## WHAT IS BEING ASKED
Return the records in full, exactly as given.

-------- EXTRACTED MATERIAL

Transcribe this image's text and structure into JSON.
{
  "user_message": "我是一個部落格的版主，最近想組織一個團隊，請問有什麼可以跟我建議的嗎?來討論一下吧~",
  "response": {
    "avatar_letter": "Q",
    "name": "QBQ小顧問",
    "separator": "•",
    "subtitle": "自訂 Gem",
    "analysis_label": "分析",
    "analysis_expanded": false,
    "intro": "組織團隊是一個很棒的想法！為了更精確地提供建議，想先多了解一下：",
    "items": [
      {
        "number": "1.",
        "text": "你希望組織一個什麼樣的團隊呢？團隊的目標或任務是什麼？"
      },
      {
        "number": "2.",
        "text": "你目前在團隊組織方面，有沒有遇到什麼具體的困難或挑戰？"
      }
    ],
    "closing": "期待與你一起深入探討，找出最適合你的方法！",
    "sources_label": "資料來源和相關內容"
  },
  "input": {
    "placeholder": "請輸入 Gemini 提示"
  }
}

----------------

## SOLUTION FOR THIS EXERCISE
Transcribe this image's text and structure into JSON.
{
  "user_message": "我是一個部落格的版主，最近想組織一個團隊，請問有什麼可以跟我建議的嗎?來討論一下吧~",
  "response": {
    "avatar_letter": "Q",
    "name": "QBQ小顧問",
    "separator": "•",
    "subtitle": "自訂 Gem",
    "analysis_label": "分析",
    "analysis_expanded": false,
    "intro": "組織團隊是一個很棒的想法！為了更精確地提供建議，想先多了解一下：",
    "items": [
      {
        "number": "1.",
        "text": "你希望組織一個什麼樣的團隊呢？團隊的目標或任務是什麼？"
      },
      {
        "number": "2.",
        "text": "你目前在團隊組織方面，有沒有遇到什麼具體的困難或挑戰？"
      }
    ],
    "closing": "期待與你一起深入探討，找出最適合你的方法！",
    "sources_label": "資料來源和相關內容"
  },
  "input": {
    "placeholder": "請輸入 Gemini 提示"
  }
}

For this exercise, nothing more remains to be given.